It’s so far sew good for a Liverpool laundrette looking to cut the amount of clothes and textiles going to waste across the city.
The ‘Textiles RRR’ project has been conceived by Kitty’s Laundrette, the community launderette and social space in Everton, which has received £8000 from the Merseyside Recycling and Waste Authority Community Fund 2022/23 to help raise awareness of and reduce clothes and textiles waste.
As part of Textiles RRR, Kitty’s Laundrette will be hosting community clothes-swapping events, textiles mending and craft workshops, and textiles repurposing training, as well as setting up an unwanted-textiles redistribution network. In all, there will be 52 activities for local people to learn new skills which will help them to rescue and repair old textiles.
Kitty’s Laundrette Project Lead Anthony Scott said: “With this project we want to address all aspects of Reducing, Reusing and Recycling textiles and feel that our space of a community launderette is a great place to be having those conversations and running activities.
“We’ve got all sorts of events to help us engage and encourage people to think about the environmental impact of clothing and textile waste. We’re hosting clothes swap events, sewing and clothes mending workshops, and introducing a permanent unwanted-clothes drop off point at the launderette. We’re holding natural dying workshops to enable participants to give their old clothes a new life. And last but not least we’re putting on craft workshops for reused and recycled materials, which are primarily for children and families.”
According to a recent analysis*, around 5% of household bins on Merseyside contained textiles such as clothes and shoes. By the end of the project in March 2023, Kitty’s Laundrette hope they will have saved around three tonnes of textiles from going to waste.
Inspired by Kitty Wilkinson, the founder of the wash house movement in the 1800’s and who opened the UK’s first launderette on Upper Frederick Street in Liverpool, today Kitty’s Laundrette serves the community by offering washing services, running events and being a welcoming space for people whilst their clothes spin in a sustainable wash.
Grace Harrison, the Development Coordinator at Kitty’s, said: “At the heart of our project is education – helping raise the skills and confidence of our local community to think about environmental concerns.
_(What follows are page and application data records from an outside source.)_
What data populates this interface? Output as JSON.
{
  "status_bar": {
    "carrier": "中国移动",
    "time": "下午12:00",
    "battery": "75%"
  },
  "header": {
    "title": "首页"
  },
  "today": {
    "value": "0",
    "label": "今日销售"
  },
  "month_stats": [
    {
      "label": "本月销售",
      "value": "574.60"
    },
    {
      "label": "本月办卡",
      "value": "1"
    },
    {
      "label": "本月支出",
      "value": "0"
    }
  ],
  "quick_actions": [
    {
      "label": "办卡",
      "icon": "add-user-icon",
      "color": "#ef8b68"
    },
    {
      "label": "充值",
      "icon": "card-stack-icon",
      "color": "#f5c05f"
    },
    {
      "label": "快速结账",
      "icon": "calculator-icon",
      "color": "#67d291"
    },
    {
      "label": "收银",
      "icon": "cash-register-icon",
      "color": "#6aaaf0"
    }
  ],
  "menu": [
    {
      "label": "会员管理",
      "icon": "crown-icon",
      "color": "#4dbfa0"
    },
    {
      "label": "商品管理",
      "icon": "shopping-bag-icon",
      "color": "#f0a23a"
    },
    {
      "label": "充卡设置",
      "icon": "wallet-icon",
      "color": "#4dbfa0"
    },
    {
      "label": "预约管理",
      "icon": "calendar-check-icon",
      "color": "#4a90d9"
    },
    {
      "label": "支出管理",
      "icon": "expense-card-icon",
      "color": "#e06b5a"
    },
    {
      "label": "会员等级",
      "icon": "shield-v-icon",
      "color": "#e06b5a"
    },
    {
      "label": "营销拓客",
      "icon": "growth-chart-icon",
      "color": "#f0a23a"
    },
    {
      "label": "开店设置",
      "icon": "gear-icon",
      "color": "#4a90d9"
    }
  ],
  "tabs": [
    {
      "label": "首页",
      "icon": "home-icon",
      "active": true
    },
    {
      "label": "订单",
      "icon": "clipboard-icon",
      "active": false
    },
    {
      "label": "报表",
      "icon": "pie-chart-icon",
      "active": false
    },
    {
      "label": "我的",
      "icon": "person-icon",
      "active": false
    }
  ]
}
We know that information about climate change and the need to change waste behaviours can be daunting for people to know where to start.
“Our approach will support people through small steps, making things easy and accessible to everyone and sharing positive stories of how this works.”
Councillor Tony Concepcion, Chairperson of Merseyside Recycling & Waste Authority, said: “Every year thousands of tonnes of used clothing goes to waste when there is no need for any clothing or textiles to end up in a bin. Projects like this one address this issue, keeping materials in the circular economy, and helping inspire and influence people to make small conscious changes to reduce the impact of clothes on the environment. We wish Kitty’s Laundrette and all the partners involved the best of luck!”
If you are interested in attending one of the training sessions or swap events, please get in touch with Kitty’s Laundrette via:
Notes to editors:
- *Statistic from Merseyside and Halton Waste Composition Analysis 2021/22
- Picture captions: Tie-Dye workshop with Buy by Bethan at Kitty’s Laundrette, Saturday 1st October 2022
- Project RRR is being delivered by Kitty’s Laundrette, in partnership with Stitched Up UK, Small Steps Liverpool, Metal Liverpool, Fashion Revolution, Luxe Laundry NW and Sewfab Academy
- The MRWA and Veolia Community Fund 2022/23 has seen 16 community groups from Merseyside and Halton receive a funding boost to help make the region a cleaner and greener place. The financial support will see the groups help reduce household waste, encourage recycling and resource re-use, and prevent carbon emissions. Funding total is £164,999.38
- Merseyside Recycling and Waste Authority is responsible for the disposal of municipal waste on Merseyside. Established in 1986 following the abolition of Merseyside County Council, it is a statutory Authority that works with all the local authorities on Merseyside – Halton, Knowsley, Liverpool, Sefton, St Helens and Wirral. MRWA takes a lead in advocating recycling, waste minimisation and safe and effective disposal of waste for Merseyside residents.
- MRWA operates (via a contract with resource management company Veolia) 14 Household Waste Recycling Centres (HWRC’s) for householders in the Merseyside area wishing to recycle and dispose of their own waste.